• [PROBLEM TO WORK ON] Filter the entries and keep only the lines where the string "JSON" appears.

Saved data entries
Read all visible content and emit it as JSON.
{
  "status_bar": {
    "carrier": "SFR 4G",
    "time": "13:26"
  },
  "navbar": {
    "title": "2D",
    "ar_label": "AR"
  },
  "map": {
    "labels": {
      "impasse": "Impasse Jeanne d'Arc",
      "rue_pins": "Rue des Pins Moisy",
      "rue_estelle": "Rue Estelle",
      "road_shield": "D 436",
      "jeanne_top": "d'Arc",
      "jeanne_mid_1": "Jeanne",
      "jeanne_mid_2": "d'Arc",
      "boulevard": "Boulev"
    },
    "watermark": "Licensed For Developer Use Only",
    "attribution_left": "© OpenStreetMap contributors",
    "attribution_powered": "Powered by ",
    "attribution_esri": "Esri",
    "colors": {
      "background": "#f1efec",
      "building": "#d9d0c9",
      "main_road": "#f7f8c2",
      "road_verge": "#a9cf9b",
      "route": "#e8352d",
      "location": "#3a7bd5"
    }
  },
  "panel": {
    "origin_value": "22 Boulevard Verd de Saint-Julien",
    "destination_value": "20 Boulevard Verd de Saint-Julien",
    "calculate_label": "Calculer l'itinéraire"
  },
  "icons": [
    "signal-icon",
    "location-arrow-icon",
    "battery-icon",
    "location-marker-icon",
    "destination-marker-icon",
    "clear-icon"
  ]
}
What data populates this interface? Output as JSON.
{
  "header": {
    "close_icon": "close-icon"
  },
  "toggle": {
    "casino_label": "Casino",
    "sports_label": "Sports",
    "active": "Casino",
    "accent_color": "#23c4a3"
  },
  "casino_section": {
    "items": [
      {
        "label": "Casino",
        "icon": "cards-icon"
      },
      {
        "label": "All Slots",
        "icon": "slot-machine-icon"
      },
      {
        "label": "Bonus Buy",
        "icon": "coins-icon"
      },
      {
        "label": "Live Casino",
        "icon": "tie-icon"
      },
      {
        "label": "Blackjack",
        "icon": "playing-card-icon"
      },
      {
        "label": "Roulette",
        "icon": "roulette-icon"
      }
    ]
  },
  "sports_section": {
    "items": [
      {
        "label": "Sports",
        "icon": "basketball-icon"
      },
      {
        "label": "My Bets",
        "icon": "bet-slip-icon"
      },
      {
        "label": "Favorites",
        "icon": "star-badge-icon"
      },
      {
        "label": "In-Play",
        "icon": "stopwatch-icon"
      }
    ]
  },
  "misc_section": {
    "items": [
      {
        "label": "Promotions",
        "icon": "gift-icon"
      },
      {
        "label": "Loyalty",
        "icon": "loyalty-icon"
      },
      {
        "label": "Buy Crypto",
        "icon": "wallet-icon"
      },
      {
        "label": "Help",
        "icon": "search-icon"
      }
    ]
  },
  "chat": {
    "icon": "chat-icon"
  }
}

• [EXERCISE ANSWER]
Read all visible content and emit it as JSON.
What data populates this interface? Output as JSON.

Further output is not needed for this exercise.